• _PROBLEM_:
Only lines containing the word "Partners" are needed; pull them out of the material.

___ EXTRACTED RECORDS

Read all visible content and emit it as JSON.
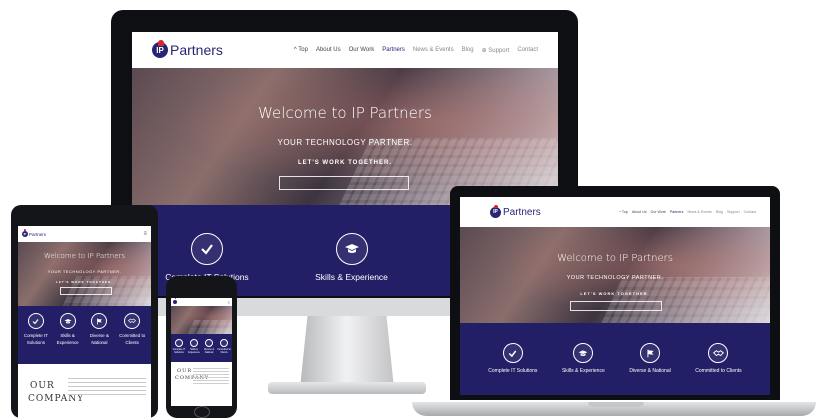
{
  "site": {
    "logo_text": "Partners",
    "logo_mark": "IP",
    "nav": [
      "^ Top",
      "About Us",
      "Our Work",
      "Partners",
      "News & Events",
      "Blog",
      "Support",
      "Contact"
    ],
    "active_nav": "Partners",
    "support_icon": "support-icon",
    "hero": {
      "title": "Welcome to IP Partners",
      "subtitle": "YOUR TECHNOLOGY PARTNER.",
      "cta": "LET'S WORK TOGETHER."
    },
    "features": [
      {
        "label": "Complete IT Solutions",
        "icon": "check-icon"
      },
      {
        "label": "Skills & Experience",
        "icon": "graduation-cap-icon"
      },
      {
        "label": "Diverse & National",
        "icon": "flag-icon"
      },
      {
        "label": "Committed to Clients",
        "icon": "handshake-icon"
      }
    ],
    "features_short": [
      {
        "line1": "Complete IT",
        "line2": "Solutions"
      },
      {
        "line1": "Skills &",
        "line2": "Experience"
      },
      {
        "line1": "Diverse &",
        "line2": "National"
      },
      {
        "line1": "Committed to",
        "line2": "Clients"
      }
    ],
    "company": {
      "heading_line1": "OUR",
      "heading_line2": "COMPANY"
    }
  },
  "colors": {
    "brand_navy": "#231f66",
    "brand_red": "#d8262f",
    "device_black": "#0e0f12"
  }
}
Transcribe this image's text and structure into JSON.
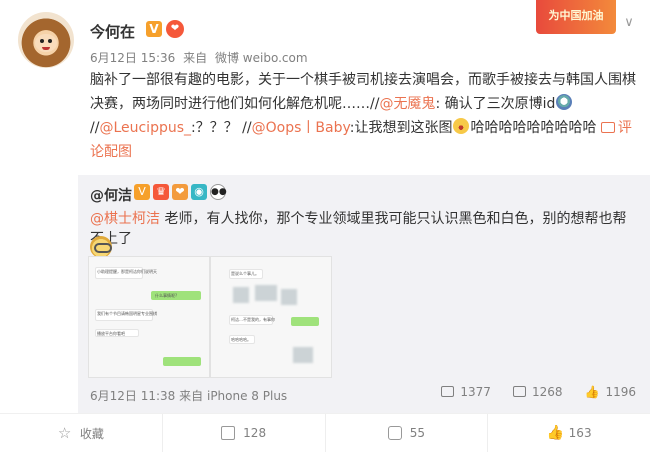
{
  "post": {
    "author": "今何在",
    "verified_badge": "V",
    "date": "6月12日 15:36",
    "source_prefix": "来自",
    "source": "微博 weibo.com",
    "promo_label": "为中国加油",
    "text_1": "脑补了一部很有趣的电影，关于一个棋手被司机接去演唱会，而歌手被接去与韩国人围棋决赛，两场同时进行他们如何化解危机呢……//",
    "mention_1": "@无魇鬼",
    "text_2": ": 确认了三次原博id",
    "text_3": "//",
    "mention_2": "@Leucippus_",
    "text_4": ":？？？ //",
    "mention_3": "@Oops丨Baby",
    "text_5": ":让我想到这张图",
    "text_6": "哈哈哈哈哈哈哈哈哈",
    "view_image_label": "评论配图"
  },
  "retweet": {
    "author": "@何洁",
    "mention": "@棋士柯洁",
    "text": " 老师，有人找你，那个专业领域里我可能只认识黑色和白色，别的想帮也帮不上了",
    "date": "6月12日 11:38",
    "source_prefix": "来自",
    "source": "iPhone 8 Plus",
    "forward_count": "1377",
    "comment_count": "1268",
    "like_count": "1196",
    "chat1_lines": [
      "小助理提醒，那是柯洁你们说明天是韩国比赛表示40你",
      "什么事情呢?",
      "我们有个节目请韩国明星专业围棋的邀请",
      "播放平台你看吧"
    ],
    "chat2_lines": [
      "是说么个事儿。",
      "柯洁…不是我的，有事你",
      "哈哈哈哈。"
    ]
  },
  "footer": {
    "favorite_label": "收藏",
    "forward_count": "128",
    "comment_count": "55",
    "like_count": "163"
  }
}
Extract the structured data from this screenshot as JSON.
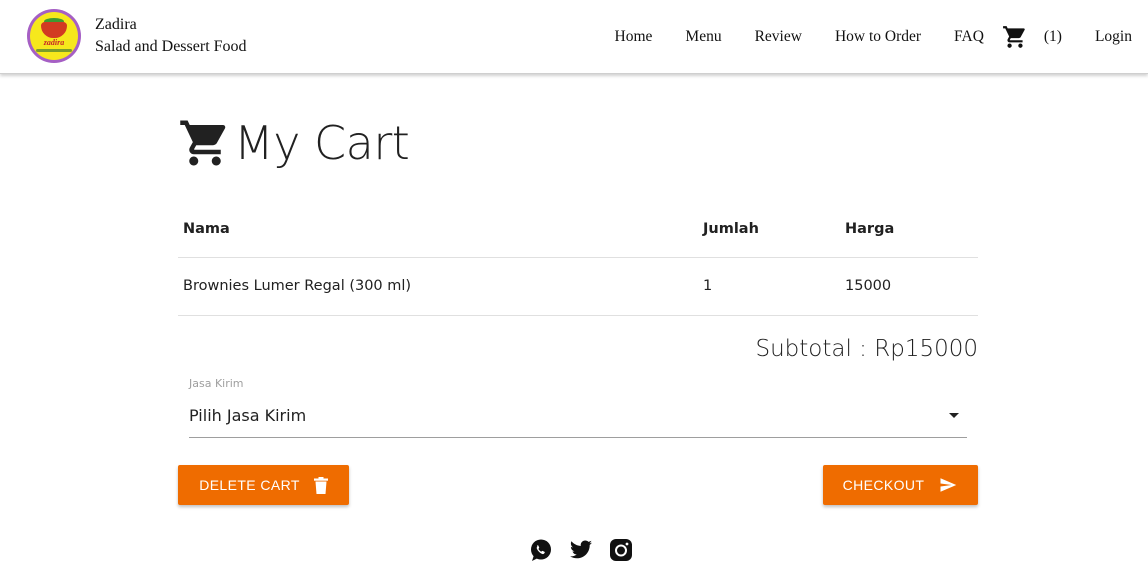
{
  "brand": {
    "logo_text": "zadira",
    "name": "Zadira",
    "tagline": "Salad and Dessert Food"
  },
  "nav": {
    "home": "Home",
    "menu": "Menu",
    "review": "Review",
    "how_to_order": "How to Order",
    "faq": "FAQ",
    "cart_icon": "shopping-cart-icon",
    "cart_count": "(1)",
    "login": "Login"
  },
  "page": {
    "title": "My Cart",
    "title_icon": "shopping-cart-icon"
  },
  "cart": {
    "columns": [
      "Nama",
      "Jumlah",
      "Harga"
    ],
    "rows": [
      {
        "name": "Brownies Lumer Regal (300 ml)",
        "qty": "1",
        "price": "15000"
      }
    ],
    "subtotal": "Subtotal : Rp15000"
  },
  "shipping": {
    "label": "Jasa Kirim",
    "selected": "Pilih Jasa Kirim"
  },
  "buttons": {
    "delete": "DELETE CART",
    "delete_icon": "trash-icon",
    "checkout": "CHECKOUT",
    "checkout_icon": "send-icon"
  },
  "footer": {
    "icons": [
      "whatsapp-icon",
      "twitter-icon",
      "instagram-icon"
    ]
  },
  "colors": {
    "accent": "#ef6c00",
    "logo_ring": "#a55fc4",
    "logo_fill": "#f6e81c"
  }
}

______
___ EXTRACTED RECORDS

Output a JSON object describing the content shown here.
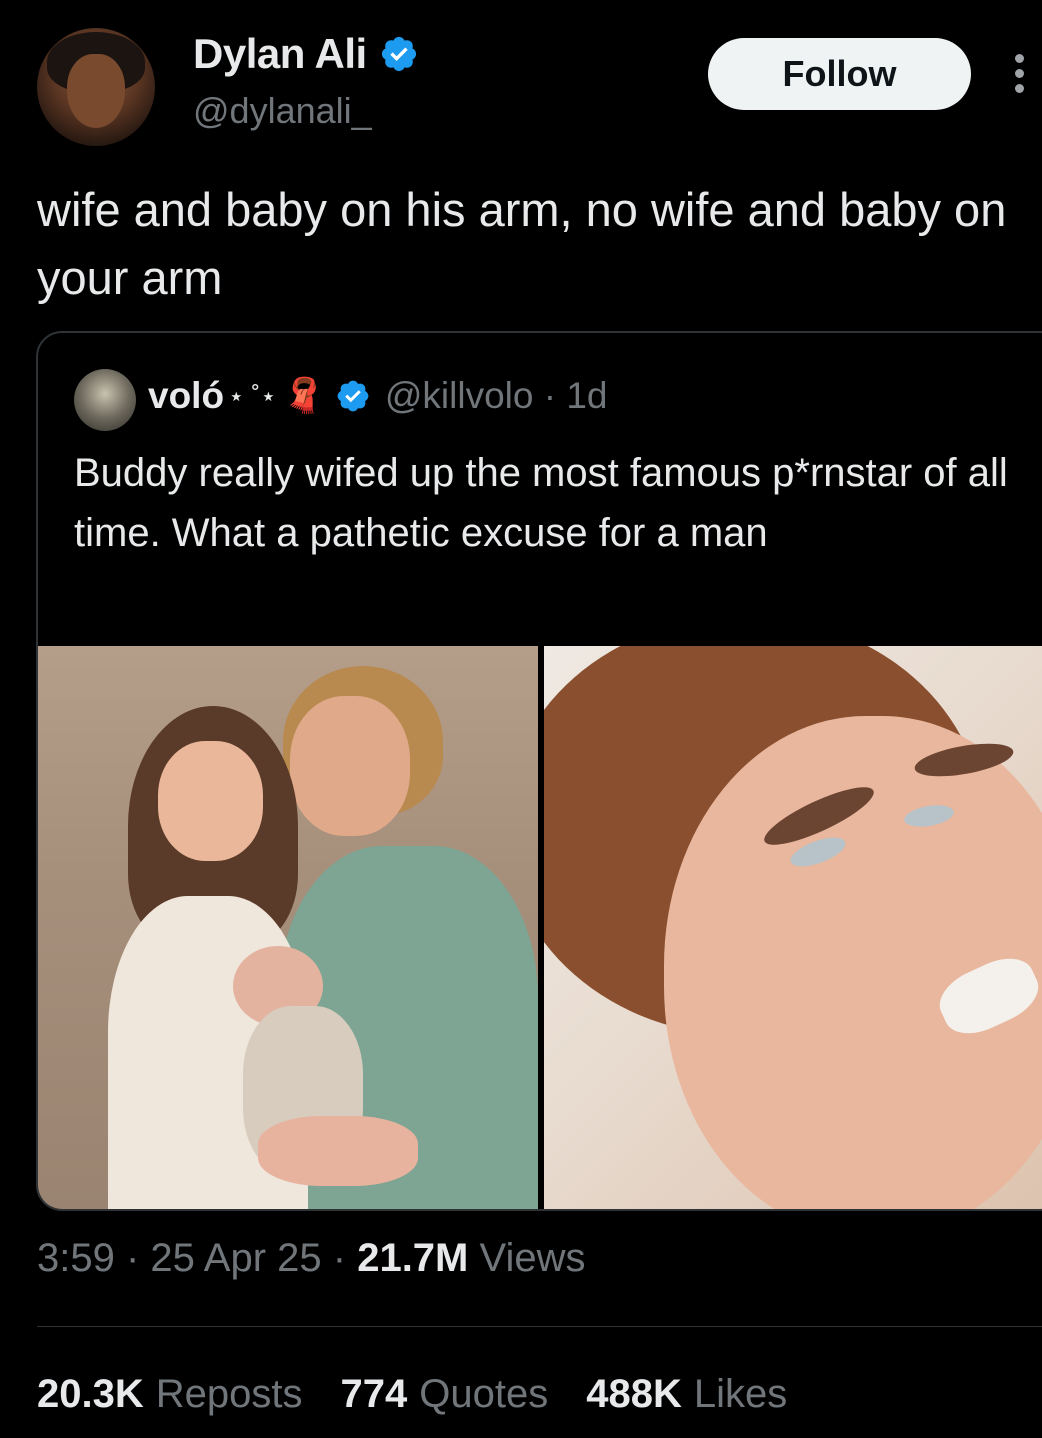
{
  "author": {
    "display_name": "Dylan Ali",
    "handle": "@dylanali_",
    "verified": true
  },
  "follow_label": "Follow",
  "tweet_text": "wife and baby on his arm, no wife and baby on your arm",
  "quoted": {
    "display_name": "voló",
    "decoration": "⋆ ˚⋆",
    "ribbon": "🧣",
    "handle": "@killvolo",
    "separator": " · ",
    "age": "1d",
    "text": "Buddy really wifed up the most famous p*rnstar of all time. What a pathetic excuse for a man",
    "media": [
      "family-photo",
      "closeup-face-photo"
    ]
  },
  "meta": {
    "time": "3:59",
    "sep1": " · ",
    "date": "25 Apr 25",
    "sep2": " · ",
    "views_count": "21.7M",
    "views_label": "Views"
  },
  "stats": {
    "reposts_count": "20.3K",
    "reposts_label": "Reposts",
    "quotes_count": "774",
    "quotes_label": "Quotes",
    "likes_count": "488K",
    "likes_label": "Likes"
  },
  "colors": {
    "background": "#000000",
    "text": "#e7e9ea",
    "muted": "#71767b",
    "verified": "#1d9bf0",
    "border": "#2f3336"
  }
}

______
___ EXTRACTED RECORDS

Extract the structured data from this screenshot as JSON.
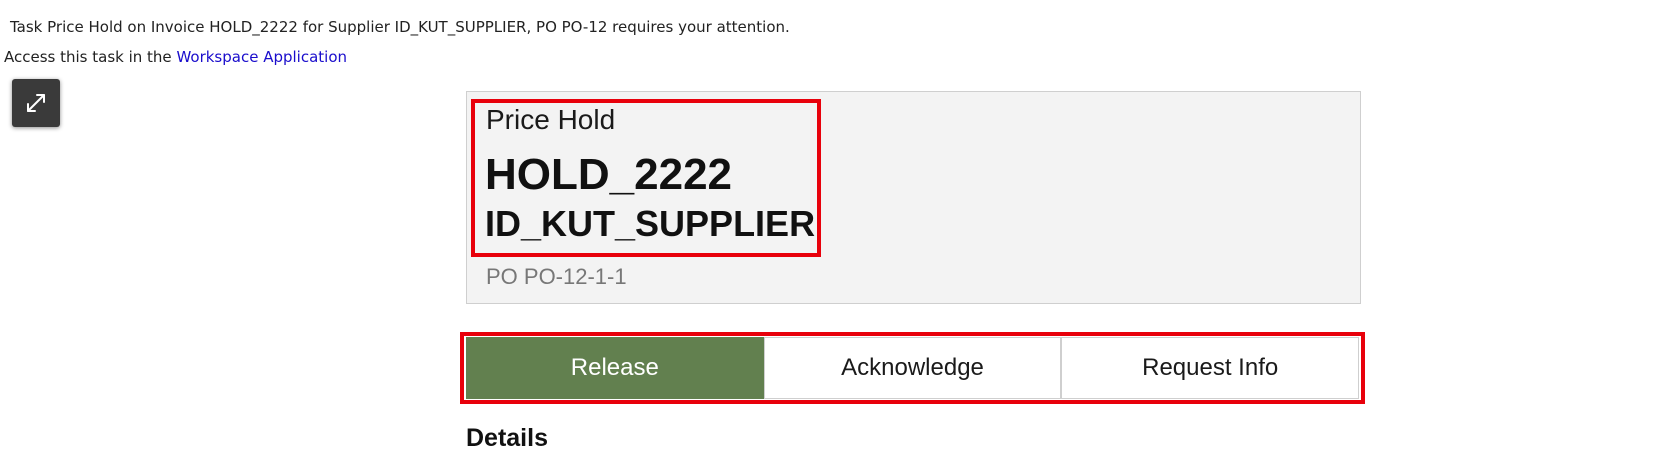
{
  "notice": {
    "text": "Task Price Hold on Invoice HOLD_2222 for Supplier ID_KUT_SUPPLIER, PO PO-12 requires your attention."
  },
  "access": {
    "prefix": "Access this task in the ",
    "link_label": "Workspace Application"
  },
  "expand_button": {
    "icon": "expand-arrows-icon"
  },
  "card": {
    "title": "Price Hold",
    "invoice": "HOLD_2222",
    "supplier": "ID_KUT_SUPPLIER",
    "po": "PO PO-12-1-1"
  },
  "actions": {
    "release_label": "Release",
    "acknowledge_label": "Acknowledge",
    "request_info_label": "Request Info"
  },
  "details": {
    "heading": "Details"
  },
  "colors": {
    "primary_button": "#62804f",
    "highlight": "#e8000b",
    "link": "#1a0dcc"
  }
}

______

• _WRITTEN RESPONSE_:
    "logo_text": "Partners",
      "Partners",
    "active_nav": "Partners",
      "title": "Welcome to IP Partners",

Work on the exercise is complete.